Councillor Richard Hills said Auckland Transport’s document was not in the “transformational place where everything else has been” and declared himself “a little bit ‘whelmed by some of the details in here”.
The request to reallocate space on road space ought to be implemented.
The deputy mayor Bill Cashmore joined in, saying transport was a large part of the council budget and work. “We’ve replaced virtually half the board. It is a new chief executive and executive. It is time to assert our wishes on to that board in a way that is agreeable.”
It’s pleasing to see councillors finally raising these issues rather than rubber stamping the SOI’s like they have done in the past.
The Council’s dissatisfaction with Auckland Transport came through again yesterday in a Planning Committee item on Auckland’s road safety crisis. You can watch the whole item below:
For those who can’t dedicate an hour and a half of their lives, Radio NZ picked up some of the key points in this article – which again highlights the frustration of the Council with Auckland Transport’s performance:
Mr Levy appeared before combative Auckland councillors at a Planning Committee meeting today and came under fire with questions about what was being done to reduce the grim statistics.
Mayor Phil Goff said the figures were “appalling” and called for a better explanation than what was provided by AT.
“Why has Auckland done so badly? Because if we don’t understand the why, we don’t know what needs to be done to resolve it,” Mr Goff said.
Councillor Linda Cooper said she was disappointed nothing appeared to have changed since the implementation of the regional fuel tax, which helps to fund road safety.
“My understanding was there were going to be huge safety improvements – huge. I did vote for it with the understanding there would be something for my community, rural and poor. I see four investigations into footpaths here.”…
…Councillor Daniel Newman said he was “underwhelmed” with AT’s report, while Josephine Bartley questioned whether the agency was just doing what it wants rather than what Aucklanders want.
“I have people in my area that have had to go to the media, that have had to start petitions to get Auckland Transport to do something. And you don’t listen and you don’t act.”
This all begs the question of “what on earth is going wrong with Auckland Transport?” I think there are a few explanations.

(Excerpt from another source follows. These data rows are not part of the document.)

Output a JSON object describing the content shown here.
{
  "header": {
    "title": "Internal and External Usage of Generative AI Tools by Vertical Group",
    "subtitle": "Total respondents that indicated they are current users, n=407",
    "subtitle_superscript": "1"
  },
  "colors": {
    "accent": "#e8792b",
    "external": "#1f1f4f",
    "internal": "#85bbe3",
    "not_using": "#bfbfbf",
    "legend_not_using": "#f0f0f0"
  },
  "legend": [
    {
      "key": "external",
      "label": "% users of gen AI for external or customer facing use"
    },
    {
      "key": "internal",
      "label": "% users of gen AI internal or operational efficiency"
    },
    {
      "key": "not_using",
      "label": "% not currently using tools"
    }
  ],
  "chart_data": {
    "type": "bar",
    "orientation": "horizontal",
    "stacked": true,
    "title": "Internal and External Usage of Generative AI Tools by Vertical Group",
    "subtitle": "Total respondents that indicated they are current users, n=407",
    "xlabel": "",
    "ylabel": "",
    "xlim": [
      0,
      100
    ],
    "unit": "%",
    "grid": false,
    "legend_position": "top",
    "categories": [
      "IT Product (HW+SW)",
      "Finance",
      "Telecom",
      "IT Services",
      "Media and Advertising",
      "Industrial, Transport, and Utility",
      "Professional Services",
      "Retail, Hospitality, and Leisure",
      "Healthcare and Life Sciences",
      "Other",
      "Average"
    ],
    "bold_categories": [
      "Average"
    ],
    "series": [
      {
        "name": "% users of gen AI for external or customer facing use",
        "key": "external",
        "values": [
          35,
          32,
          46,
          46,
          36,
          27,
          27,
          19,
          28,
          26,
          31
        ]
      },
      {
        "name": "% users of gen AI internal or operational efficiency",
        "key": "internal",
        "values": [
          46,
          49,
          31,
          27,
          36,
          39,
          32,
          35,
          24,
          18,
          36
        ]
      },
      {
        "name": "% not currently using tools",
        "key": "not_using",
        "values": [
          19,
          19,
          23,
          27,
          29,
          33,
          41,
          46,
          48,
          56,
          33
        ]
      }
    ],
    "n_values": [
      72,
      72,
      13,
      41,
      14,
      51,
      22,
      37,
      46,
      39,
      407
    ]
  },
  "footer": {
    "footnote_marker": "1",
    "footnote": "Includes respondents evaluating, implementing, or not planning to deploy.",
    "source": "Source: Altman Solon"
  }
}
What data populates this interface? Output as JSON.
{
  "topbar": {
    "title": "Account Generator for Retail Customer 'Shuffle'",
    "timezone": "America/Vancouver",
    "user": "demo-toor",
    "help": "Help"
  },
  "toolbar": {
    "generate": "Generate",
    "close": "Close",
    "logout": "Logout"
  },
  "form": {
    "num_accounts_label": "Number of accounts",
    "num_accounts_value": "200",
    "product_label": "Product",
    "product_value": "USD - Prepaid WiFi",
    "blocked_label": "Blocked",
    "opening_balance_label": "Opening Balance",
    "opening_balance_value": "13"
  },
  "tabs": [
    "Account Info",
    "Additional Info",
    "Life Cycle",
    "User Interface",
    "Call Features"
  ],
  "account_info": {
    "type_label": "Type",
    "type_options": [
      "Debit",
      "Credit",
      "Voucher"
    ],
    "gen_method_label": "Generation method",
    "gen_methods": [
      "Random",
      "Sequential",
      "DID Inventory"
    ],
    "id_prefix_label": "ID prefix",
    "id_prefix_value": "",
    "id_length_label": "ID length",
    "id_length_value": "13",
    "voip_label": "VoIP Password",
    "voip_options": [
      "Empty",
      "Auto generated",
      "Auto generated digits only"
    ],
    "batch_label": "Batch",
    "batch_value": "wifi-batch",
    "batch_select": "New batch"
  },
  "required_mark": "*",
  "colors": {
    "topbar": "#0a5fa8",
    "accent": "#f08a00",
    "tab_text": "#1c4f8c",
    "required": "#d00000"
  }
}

Firstly, most of the issues raised by Councillors and us are not new, but rather we have run out of patience with Auckland Transport. The road safety crisis started in about 2012 when the long-running reduction in deaths and serious injuries was reversed and these numbers started to creep upwards. Yet it wasn’t until late 2017 that a proper review of road safety was even commissioned, and even then it seems as though the Board had to sidestep management to get the review done in the first place. In other areas, like making our streets more pedestrian friendly and giving buses more priority, the arguments have gone on for years and progress has been glacially slow. Not a single metre of bus lane was added in Auckland Transport’s first two years, for example.
Secondly, and I think this is linked to the first issue, there is now good political alignment on transport between the Council and Central Government. When Auckland Transport’s two funders were constantly arguing with each other, it was probably fairly easy for AT to pick whatever side it most preferred to align with on a particular issue – or to get into the habit of doing absolutely nothing to ensure it didn’t annoy either of its funding partners. But times have changed enormously now, there’s strong alignment and there’s funding from ATAP and the Regional Fuel Tax. Therefore everyone is rightly impatient to actually see progress made.
Auckland Transport will need to work hard to “up its game” and regain the trust and support that has slipped away in recent months, not helped by stuff-ups like the RLTP debacle. This will require more than just the usual “talk and no action” that has plagued AT in recent years (remember the Statement of Imagination). It will require bold moves that actually happen at pace and deliver real outcomes and it will require vastly better public communication and explanation for why AT is doing what it’s doing.
So come on Auckland Transport, it’s time to up your game. Otherwise it’s going to get ugly.